Explaining the Chromebook Security Scare in Plain English: Don’t Panic!

Yesterday I pushed out to various of my venues a Google notice regarding a security vulnerability relating to a long list of Chrome OS based devices (that is, “CrOS” on Chromebooks and Chromeboxes). That notice (which is titled more like a firmware upgrade advisory than a security warning per se) is at:


While that page is generally very well written, it is still quite technical in its language. Unfortunately, while I thought it was important yesterday to disseminate it as quickly as possible, I was not in a position to write any significant additional commentary to accompany those postings at that time. 

Today my inbox is filled with concerned queries from Chromebook and Chromebox users regarding this issue, who found that Google page to be relatively opaque.

Does this bug apply to us? Should we rush to upgrade? What happens if something goes wrong? Should our school be concerned — we’ve got lots of students using Chromebooks, what should we do? Help!

Here’s the executive summary — perhaps the way that Google should have said it: DON’T PANIC! — especially if you have strong passwords. Most of you don’t really have to worry much about this one. But please do keep reading, especially and definitely if you’re a corporate user or someone else in a particularly high security environment.

This is not a large-scale attack vulnerability, where millions of devices can be easily compromised. In fact, even in worst case scenarios, the attack is computationally “expensive” — meaning that much more “targeted” attacks, e.g., against perceived “high-value” individuals, would be the focus.

Google has already take steps in their routine Chrome OS updates to mitigate some aspects of this problem and to make it an even less practical attack from the standpoint of most individual users, though the vulnerability cannot be completely closed via this approach for everyone.

The underlying problem is a flaw in the firmware (the programming) of a specific chip in these devices, called a TPM. Google didn’t expand that acronym in their notice, so I will — it stands for Trusted Platform Module.

The TPM is a crucial part of the cryptographic system that protects the data on Chrome OS devices. It’s sort of the “roach motel” of security chips — certain important crypto key data gets in there but can’t get out (yet can still be utilized appropriately by the system).

The TPM firmware flaw in question makes the possibility of “brute force” guessing of internal crypto keys more practical in a targeted sense, but again, not at large scale.

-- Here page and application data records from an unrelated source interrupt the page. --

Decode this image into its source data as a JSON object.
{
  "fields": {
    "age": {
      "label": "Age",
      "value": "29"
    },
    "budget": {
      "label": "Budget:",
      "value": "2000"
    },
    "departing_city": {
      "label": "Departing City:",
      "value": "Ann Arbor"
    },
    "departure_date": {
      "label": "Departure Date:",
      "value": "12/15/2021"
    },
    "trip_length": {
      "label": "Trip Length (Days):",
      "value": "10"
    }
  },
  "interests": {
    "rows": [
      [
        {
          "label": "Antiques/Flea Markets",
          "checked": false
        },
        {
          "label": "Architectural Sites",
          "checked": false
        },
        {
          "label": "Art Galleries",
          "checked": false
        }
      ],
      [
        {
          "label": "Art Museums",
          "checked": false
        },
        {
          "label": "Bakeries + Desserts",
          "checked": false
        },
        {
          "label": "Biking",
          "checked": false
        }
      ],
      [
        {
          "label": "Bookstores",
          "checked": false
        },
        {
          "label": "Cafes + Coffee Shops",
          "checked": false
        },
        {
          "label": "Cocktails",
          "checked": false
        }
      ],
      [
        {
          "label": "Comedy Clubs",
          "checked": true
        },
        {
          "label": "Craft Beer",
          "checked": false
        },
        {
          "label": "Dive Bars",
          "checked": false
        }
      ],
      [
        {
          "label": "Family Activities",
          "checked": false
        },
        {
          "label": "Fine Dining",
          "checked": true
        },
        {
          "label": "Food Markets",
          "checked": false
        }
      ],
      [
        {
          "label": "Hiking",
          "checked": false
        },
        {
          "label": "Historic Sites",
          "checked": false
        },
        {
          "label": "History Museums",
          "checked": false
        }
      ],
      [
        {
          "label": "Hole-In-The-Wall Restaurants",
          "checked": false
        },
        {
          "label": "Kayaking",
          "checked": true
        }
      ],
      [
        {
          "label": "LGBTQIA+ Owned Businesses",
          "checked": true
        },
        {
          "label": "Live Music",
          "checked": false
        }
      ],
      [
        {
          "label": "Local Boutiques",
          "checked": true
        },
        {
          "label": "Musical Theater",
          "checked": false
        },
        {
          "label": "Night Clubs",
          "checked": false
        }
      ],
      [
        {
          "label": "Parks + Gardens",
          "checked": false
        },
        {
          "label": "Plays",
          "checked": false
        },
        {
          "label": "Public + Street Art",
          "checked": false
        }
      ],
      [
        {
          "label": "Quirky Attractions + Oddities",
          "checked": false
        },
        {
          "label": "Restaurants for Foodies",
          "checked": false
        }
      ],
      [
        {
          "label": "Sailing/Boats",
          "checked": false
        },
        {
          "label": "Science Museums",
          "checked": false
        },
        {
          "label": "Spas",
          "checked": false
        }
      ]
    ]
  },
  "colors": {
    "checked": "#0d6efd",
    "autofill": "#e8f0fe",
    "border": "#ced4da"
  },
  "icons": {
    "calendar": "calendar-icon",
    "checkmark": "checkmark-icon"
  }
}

And in fact, if you have a weak password, that’s a far greater vulnerability for most users than this TPM bug ever would have been. Google’s mitigations of this problem already provide good protection for most individual users with strong passwords.

C’mon, switch to a strong password already! You’ll sleep better.

It’s really in high security corporate environments and similar situations where the TPM flaw is of more concern, particularly where individual users may be reasonably expected to be targets of security attacks.

Where firms or other organizations are using their own crypto certificates via the TPM to allow corporate or other access (or use “Verified Access” for enterprise-managed authentication) the TPM bug is definitely worthy of quite serious consideration at least.

Ordinary users can upgrade their TPM firmware if they wish (in enterprise-managed environments, you will likely need administrative permission to perform this). The procedure uses the “powerwash” function of the devices, as explained on the Google page.

But as also noted there, this is not a risk-free procedure. Powerwash wipes all user data from the device, and devices can fail to boot if things go wrong during the process. There are usually ways to recover even from that eventuality, but you probably don’t want to be in that position if you can reasonably avoid it.

For the record, I am personally not upgrading the TPM firmware on the Chrome OS devices that I use or manage at this time. They all have decent passwords, and especially for remote users I won’t risk the powerwash sequence for now.

I am of course monitoring the situation and will re-evaluate as necessary. Google is working on a way to update the TPM firmware without a powerwash — if that comes to pass it will significantly change the equation. And of course if I had to use any of these devices in an environment where TPM-based crypto certificates were required, I’d consider a powerwash for TPM firmware upgrade to be a mandatory prerequisite.

In the meantime, be aware of the situation, think about it, but once again, don’t panic!